Acceptance of our limitations or circumstances does not mean that we will remain stuck in them forever. Interestingly enough, it is only by accepting them that we become able to grow beyond them. But let me caution that acceptance and resignation are not the same thing! Acceptance is a big lofty word that seems to be open to this wide chasm of interpretation. And, to some extent, I think this wide-openness precipitates confusion just as much as it allows for for freedom.
So what is acceptance and what is it not? Let’s first look at what it is not because most of us are guilty of practicing the ruinous side of this coin much more often than the virtuous side.
Acceptance is NOT
throwing a tantrum; pouting; judging or spreading ill about other people; plotting revenge; replaying or projecting conversations in your head; repeatedly telling everybody you talk to about an incident in which you were wronged; and accepting unacceptable behavior, just to name a few.
This last one is a biggie! There is a train-wreck at the end of accepting unacceptable behavior. How often do you allow someone to dictate your actions, either because they are overtly forcing it on you as if you’re their captive (and you buy into the idea that you deserve it) or because you are choosing to allow someone else to take up free rent space in your head? Their words permeate your actions, not because you want them to, but because they are already embedded deep in your thoughts. You find yourself doing or allowing the same thing over and over again and wondering why you can’t change that part about yourself or your life. And then you resign. You resign yourself into a deep abyss and call it acceptance.
Just as acceptance and resignation are not the same, acceptance and tolerance are not the same either.
It’s like this: Acceptance run riot becomes resignation. Tolerance run riot becomes self-loathing.
So what is tolerance, then?
Tolerance is temporary and external. It is allowing someone else the grace of poor behavior and not taking it personal or making it your personal quest to rake thru sorting it out with them. It is giving someone the dignity to take ownership of their own poor behavior by telling them the truth, by setting boundaries, and by not going back for more. It is honoring your own self-worth, while letting others to choose to destroy their’s.

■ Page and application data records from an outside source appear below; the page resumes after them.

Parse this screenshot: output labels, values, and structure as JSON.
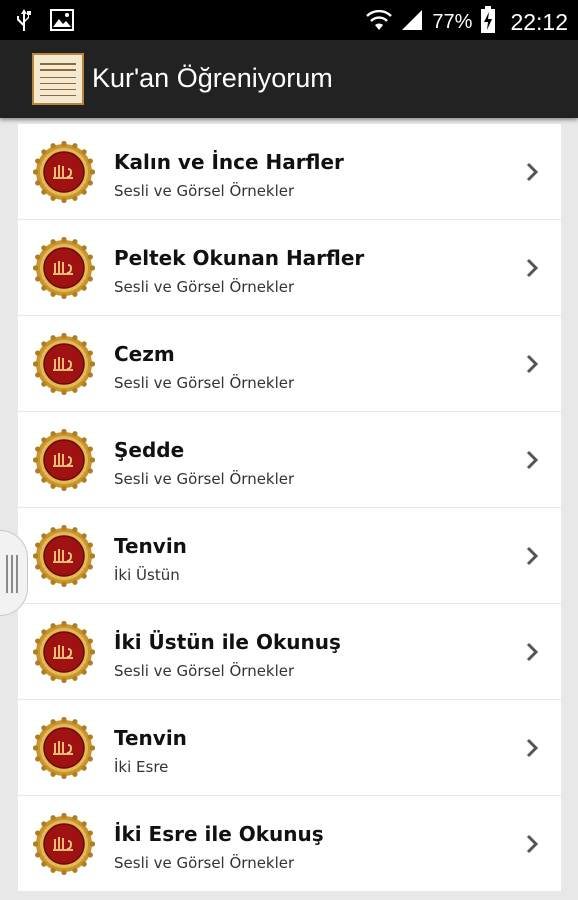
{
  "status_bar": {
    "battery_percent": "77%",
    "time": "22:12",
    "icons": [
      "usb-icon",
      "image-icon",
      "wifi-icon",
      "signal-icon",
      "battery-charging-icon"
    ]
  },
  "action_bar": {
    "title": "Kur'an Öğreniyorum",
    "logo_icon": "quran-book-logo"
  },
  "list": {
    "items": [
      {
        "title": "Kalın ve İnce Harfler",
        "subtitle": "Sesli ve Görsel Örnekler"
      },
      {
        "title": "Peltek Okunan Harfler",
        "subtitle": "Sesli ve Görsel Örnekler"
      },
      {
        "title": "Cezm",
        "subtitle": "Sesli ve Görsel Örnekler"
      },
      {
        "title": "Şedde",
        "subtitle": "Sesli ve Görsel Örnekler"
      },
      {
        "title": "Tenvin",
        "subtitle": "İki Üstün"
      },
      {
        "title": "İki Üstün ile Okunuş",
        "subtitle": "Sesli ve Görsel Örnekler"
      },
      {
        "title": "Tenvin",
        "subtitle": "İki Esre"
      },
      {
        "title": "İki Esre ile Okunuş",
        "subtitle": "Sesli ve Görsel Örnekler"
      }
    ]
  },
  "colors": {
    "status_bar": "#000000",
    "action_bar": "#222222",
    "list_background": "#e8e8e8",
    "row_background": "#ffffff",
    "medallion_gold": "#c9962e",
    "medallion_red": "#9e1212"
  }
}
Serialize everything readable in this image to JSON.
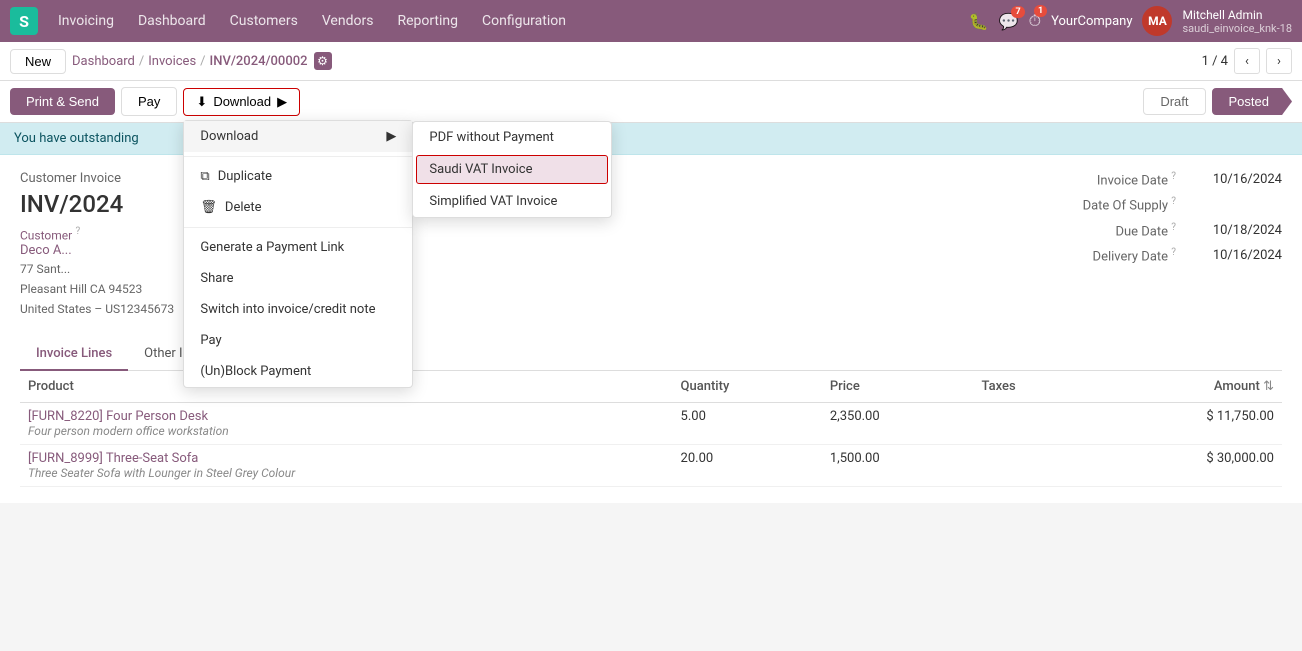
{
  "app": {
    "logo": "S",
    "name": "Invoicing"
  },
  "topnav": {
    "items": [
      {
        "label": "Dashboard",
        "active": false
      },
      {
        "label": "Customers",
        "active": false
      },
      {
        "label": "Vendors",
        "active": false
      },
      {
        "label": "Reporting",
        "active": false
      },
      {
        "label": "Configuration",
        "active": false
      }
    ],
    "icons": {
      "bug": "🐛",
      "chat_count": "7",
      "timer_count": "1"
    },
    "company": "YourCompany",
    "user": {
      "name": "Mitchell Admin",
      "sub": "saudi_einvoice_knk-18"
    }
  },
  "toolbar": {
    "new_label": "New",
    "breadcrumb": {
      "dashboard": "Dashboard",
      "invoices": "Invoices",
      "current": "INV/2024/00002"
    },
    "pagination": {
      "current": "1 / 4"
    }
  },
  "actionbar": {
    "print_send": "Print & Send",
    "pay": "Pay",
    "download": "Download",
    "download_icon": "⬇",
    "submenu_arrow": "▶",
    "status_draft": "Draft",
    "status_posted": "Posted"
  },
  "download_menu": {
    "items": [
      {
        "id": "pdf-no-payment",
        "label": "PDF without Payment",
        "highlighted": false
      },
      {
        "id": "saudi-vat",
        "label": "Saudi VAT Invoice",
        "highlighted": true
      },
      {
        "id": "simplified-vat",
        "label": "Simplified VAT Invoice",
        "highlighted": false
      }
    ]
  },
  "main_menu": {
    "items": [
      {
        "id": "duplicate",
        "label": "Duplicate",
        "icon": "⧉"
      },
      {
        "id": "delete",
        "label": "Delete",
        "icon": "🗑"
      }
    ],
    "section2": [
      {
        "id": "payment-link",
        "label": "Generate a Payment Link"
      },
      {
        "id": "share",
        "label": "Share"
      },
      {
        "id": "switch-invoice",
        "label": "Switch into invoice/credit note"
      },
      {
        "id": "pay",
        "label": "Pay"
      },
      {
        "id": "unblock",
        "label": "(Un)Block Payment"
      }
    ]
  },
  "outstanding": {
    "text": "You have outstanding"
  },
  "invoice": {
    "type": "Customer Invoice",
    "number": "INV/2024",
    "customer_label": "Customer",
    "customer_help": "?",
    "customer_name": "Deco A...",
    "address_line1": "77 Sant...",
    "address_line2": "Pleasant Hill CA 94523",
    "address_line3": "United States – US12345673",
    "invoice_date_label": "Invoice Date",
    "invoice_date_help": "?",
    "invoice_date": "10/16/2024",
    "date_of_supply_label": "Date Of Supply",
    "date_of_supply_help": "?",
    "date_of_supply": "",
    "due_date_label": "Due Date",
    "due_date_help": "?",
    "due_date": "10/18/2024",
    "delivery_date_label": "Delivery Date",
    "delivery_date_help": "?",
    "delivery_date": "10/16/2024"
  },
  "tabs": [
    {
      "id": "invoice-lines",
      "label": "Invoice Lines",
      "active": true
    },
    {
      "id": "other-info",
      "label": "Other Info",
      "active": false
    }
  ],
  "table": {
    "columns": [
      {
        "id": "product",
        "label": "Product"
      },
      {
        "id": "quantity",
        "label": "Quantity"
      },
      {
        "id": "price",
        "label": "Price"
      },
      {
        "id": "taxes",
        "label": "Taxes"
      },
      {
        "id": "amount",
        "label": "Amount"
      }
    ],
    "rows": [
      {
        "product_code": "FURN_8220",
        "product_name": "[FURN_8220] Four Person Desk",
        "product_desc": "Four person modern office workstation",
        "quantity": "5.00",
        "price": "2,350.00",
        "taxes": "",
        "amount": "$ 11,750.00"
      },
      {
        "product_code": "FURN_8999",
        "product_name": "[FURN_8999] Three-Seat Sofa",
        "product_desc": "Three Seater Sofa with Lounger in Steel Grey Colour",
        "quantity": "20.00",
        "price": "1,500.00",
        "taxes": "",
        "amount": "$ 30,000.00"
      }
    ]
  }
}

Acceptance, on the other hand, is more about an internal state of being. It is a mental, emotional and spiritual resolve; an energy signature. Acceptance and tolerance (in its virtuous side) go hand-in-hand. Acceptance is what makes tolerance possible.